*TASK REQUIREMENTS*:
Find the string "this" in the records and copy each line where it occurs.

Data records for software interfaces
▶

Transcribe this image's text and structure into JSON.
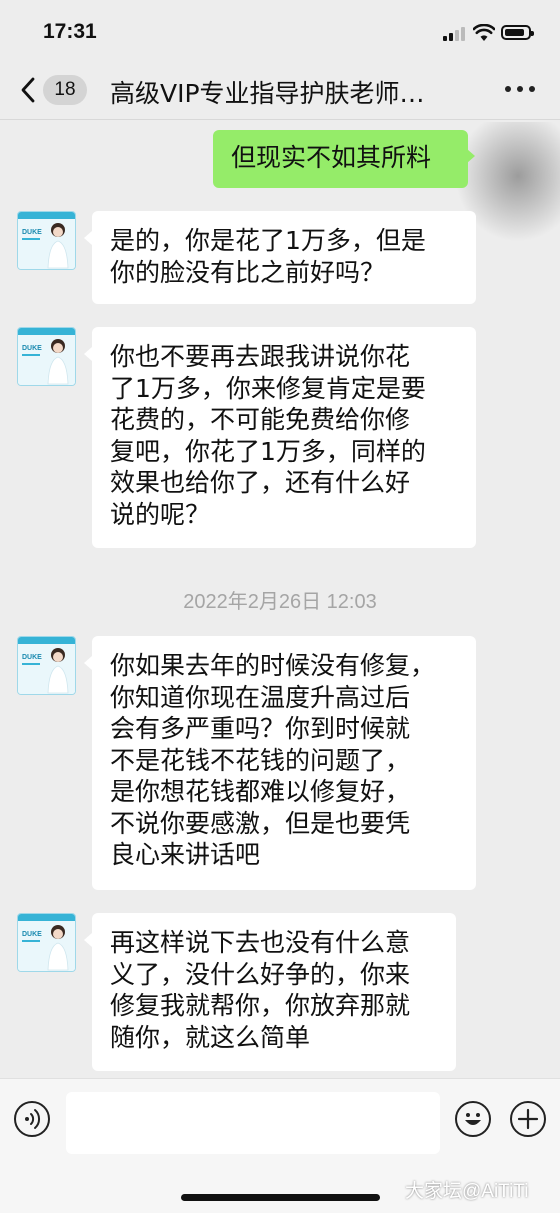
{
  "status_bar": {
    "time": "17:31"
  },
  "header": {
    "unread_count": "18",
    "title": "高级VIP专业指导护肤老师…"
  },
  "messages": [
    {
      "side": "out",
      "text": "但现实不如其所料"
    },
    {
      "side": "in",
      "text": "是的，你是花了1万多，但是\n你的脸没有比之前好吗？"
    },
    {
      "side": "in",
      "text": "你也不要再去跟我讲说你花\n了1万多，你来修复肯定是要\n花费的，不可能免费给你修\n复吧，你花了1万多，同样的\n效果也给你了，还有什么好\n说的呢？"
    },
    {
      "side": "in",
      "text": "你如果去年的时候没有修复，\n你知道你现在温度升高过后\n会有多严重吗？你到时候就\n不是花钱不花钱的问题了，\n是你想花钱都难以修复好，\n不说你要感激，但是也要凭\n良心来讲话吧"
    },
    {
      "side": "in",
      "text": "再这样说下去也没有什么意\n义了，没什么好争的，你来\n修复我就帮你，你放弃那就\n随你，就这么简单"
    }
  ],
  "timestamp": "2022年2月26日 12:03",
  "avatar": {
    "brand": "DUKE",
    "caption": "美肤护理专家"
  },
  "watermark": "大家坛@AiTiTi",
  "colors": {
    "outgoing": "#95ec69",
    "incoming": "#ffffff",
    "background": "#ededed"
  }
}
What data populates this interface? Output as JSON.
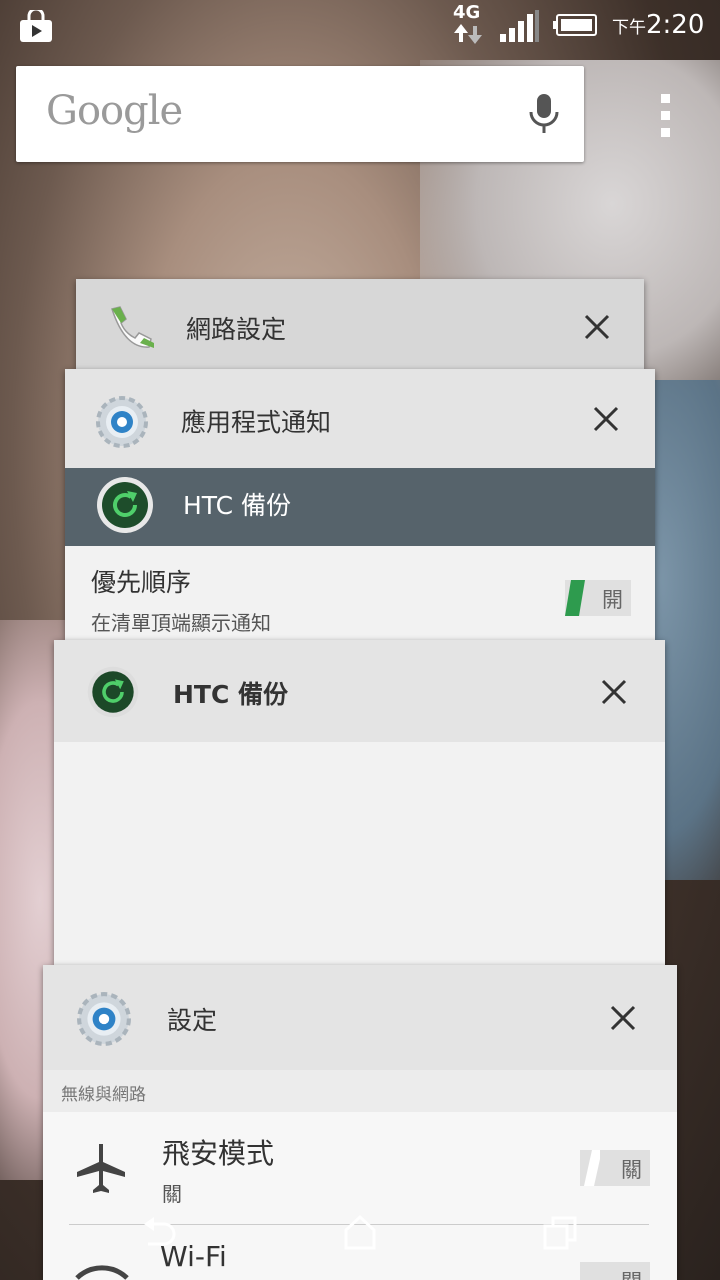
{
  "status_bar": {
    "network": "4G",
    "time_prefix": "下午",
    "time": "2:20"
  },
  "search": {
    "logo": "Google",
    "icons": [
      "mic-icon",
      "overflow-menu-icon"
    ]
  },
  "recent_cards": [
    {
      "title": "網路設定",
      "icon": "phone-icon",
      "close": "close-icon"
    },
    {
      "title": "應用程式通知",
      "icon": "settings-gear-icon",
      "close": "close-icon",
      "content": {
        "app_row": "HTC 備份",
        "option_title": "優先順序",
        "option_subtitle": "在清單頂端顯示通知",
        "toggle": "開"
      }
    },
    {
      "title": "HTC 備份",
      "icon": "htc-backup-icon",
      "close": "close-icon"
    },
    {
      "title": "設定",
      "icon": "settings-gear-icon",
      "close": "close-icon",
      "content": {
        "section": "無線與網路",
        "items": [
          {
            "label": "飛安模式",
            "sub": "關",
            "toggle": "關",
            "icon": "airplane-icon"
          },
          {
            "label": "Wi-Fi",
            "icon": "wifi-icon",
            "toggle": "關"
          }
        ]
      }
    }
  ],
  "navigation": [
    "back-icon",
    "home-icon",
    "recents-icon"
  ],
  "colors": {
    "accent_green": "#2e9b4e",
    "dark_row": "#56636b",
    "card_header": "#e4e4e4",
    "card_body": "#f2f2f2"
  }
}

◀

*FINAL ANSWER*:
Transcribe this image's text and structure into JSON.
What data populates this interface? Output as JSON.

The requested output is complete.